**WORK TO COMPLETE**
Look through the entries below. Report each line that has the word "battery" in it.
(AVAILABLE DATA Opens)
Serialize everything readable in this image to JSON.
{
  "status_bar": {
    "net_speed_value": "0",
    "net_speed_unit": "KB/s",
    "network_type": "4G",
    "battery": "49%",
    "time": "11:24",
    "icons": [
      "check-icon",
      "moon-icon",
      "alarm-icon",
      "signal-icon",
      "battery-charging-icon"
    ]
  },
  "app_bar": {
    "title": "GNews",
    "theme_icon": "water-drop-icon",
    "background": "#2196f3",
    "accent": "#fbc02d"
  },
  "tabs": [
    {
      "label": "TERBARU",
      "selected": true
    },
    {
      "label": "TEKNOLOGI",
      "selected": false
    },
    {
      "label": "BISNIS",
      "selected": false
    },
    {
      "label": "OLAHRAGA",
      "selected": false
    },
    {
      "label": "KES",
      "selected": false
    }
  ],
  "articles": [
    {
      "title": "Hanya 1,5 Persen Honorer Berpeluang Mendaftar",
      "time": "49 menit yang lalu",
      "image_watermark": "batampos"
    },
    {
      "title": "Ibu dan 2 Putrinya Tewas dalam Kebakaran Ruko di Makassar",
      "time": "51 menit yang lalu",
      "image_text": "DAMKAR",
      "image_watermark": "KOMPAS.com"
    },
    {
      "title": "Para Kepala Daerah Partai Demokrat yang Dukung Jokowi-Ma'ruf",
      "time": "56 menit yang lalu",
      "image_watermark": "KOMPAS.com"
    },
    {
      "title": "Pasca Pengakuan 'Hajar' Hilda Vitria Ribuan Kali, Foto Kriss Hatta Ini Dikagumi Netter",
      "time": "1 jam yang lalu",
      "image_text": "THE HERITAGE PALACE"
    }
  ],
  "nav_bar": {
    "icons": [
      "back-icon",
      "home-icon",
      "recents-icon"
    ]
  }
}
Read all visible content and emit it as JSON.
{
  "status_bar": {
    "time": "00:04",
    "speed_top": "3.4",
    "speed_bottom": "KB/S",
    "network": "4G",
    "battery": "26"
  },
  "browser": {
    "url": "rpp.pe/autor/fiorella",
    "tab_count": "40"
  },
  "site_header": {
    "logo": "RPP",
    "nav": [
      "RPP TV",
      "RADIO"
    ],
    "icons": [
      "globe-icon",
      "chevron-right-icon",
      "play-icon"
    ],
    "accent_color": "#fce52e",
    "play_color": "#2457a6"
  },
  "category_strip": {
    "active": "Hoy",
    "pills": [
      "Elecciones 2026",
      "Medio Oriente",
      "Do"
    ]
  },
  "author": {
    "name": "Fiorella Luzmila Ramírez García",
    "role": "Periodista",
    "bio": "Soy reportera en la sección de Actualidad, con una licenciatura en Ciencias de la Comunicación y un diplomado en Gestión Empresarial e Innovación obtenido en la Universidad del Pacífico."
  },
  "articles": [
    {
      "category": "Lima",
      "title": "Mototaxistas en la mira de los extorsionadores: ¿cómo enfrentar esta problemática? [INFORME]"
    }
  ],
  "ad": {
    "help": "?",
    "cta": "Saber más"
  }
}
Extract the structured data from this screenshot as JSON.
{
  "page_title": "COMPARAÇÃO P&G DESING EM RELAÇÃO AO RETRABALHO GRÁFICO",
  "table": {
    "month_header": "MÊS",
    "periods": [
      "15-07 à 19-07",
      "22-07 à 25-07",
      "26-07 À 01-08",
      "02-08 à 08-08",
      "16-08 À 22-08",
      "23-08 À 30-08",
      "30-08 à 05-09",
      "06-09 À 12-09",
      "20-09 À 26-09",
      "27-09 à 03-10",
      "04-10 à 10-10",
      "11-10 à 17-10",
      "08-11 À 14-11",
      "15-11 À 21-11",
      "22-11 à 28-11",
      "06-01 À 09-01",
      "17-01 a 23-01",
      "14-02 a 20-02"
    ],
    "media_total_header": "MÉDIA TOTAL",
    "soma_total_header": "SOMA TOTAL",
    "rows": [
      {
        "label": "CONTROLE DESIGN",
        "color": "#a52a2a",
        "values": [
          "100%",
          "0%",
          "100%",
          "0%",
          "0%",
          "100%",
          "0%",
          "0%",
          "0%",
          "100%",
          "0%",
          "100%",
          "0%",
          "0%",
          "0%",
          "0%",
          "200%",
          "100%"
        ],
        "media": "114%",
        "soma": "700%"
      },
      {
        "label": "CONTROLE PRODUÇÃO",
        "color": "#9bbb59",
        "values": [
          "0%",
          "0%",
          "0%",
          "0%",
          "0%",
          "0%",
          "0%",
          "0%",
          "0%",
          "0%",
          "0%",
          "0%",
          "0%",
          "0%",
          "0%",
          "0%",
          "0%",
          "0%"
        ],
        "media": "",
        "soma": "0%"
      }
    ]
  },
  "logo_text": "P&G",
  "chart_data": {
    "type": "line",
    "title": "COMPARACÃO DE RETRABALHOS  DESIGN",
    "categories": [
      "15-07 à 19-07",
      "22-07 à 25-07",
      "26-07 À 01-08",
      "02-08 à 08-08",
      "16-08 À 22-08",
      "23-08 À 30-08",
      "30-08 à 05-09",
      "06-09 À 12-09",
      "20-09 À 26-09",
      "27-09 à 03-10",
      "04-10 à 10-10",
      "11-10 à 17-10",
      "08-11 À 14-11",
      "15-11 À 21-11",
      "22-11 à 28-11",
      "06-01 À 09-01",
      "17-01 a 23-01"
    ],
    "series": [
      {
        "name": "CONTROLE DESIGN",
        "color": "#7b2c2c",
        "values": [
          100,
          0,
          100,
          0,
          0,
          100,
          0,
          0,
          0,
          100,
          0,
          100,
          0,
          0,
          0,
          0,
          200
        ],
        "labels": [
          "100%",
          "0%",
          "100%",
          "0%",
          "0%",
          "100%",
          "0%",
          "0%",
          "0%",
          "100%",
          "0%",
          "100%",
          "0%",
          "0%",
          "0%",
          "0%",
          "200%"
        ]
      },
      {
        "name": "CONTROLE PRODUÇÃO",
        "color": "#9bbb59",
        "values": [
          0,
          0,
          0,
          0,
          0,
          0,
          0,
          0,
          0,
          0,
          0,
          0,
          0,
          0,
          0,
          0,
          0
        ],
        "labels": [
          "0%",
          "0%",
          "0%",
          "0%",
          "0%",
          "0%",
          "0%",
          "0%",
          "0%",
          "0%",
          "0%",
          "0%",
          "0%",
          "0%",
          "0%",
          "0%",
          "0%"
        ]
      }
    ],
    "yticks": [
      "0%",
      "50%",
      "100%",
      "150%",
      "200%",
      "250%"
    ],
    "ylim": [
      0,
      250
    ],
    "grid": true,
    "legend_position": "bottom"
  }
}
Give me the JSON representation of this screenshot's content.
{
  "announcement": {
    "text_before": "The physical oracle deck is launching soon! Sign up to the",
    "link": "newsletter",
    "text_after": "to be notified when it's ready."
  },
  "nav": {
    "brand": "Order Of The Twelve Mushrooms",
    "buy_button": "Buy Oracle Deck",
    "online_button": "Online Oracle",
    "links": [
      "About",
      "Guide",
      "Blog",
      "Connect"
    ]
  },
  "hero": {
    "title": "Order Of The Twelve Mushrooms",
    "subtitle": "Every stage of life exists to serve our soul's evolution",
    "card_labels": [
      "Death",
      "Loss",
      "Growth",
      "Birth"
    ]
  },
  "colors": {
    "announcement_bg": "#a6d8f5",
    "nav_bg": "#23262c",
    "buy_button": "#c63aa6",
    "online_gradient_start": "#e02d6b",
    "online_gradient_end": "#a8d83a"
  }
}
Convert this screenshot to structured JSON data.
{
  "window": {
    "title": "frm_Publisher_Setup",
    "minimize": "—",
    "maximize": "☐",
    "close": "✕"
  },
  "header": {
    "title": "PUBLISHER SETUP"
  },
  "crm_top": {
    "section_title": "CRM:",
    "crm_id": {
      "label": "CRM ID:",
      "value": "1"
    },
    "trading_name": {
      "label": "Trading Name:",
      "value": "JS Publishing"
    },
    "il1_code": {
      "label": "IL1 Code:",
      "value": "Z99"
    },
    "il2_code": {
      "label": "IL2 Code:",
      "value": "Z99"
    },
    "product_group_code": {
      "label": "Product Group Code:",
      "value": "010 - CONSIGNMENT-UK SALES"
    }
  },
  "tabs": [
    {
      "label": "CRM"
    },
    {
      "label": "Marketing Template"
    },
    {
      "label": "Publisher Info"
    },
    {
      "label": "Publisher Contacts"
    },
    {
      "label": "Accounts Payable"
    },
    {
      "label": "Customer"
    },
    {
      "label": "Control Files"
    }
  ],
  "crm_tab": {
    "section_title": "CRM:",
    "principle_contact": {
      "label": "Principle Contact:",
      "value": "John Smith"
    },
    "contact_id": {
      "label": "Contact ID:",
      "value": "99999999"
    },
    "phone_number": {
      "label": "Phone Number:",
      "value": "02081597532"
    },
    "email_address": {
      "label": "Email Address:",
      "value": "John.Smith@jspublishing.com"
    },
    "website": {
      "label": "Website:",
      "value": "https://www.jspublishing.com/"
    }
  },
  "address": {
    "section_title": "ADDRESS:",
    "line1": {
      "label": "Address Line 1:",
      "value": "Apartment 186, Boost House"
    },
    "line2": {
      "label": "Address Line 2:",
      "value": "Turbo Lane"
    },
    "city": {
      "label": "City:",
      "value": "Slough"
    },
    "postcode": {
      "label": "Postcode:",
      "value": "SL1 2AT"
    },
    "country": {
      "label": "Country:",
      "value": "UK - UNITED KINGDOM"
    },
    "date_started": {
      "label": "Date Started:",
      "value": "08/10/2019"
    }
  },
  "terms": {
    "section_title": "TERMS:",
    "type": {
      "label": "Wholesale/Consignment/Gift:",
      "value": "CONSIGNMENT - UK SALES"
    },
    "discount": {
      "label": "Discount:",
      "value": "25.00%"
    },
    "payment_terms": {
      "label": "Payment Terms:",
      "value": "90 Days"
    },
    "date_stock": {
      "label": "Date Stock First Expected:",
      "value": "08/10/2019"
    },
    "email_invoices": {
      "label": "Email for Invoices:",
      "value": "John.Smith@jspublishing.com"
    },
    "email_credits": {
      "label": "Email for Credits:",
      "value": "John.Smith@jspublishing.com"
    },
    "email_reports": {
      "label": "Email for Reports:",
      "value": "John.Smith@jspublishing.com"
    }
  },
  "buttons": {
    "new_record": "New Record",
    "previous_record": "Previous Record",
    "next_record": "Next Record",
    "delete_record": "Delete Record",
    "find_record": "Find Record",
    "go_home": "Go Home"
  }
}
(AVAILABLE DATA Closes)
**PROBLEM SOLUTION**
    "battery": "49%",
      "battery-charging-icon"
    "battery": "26"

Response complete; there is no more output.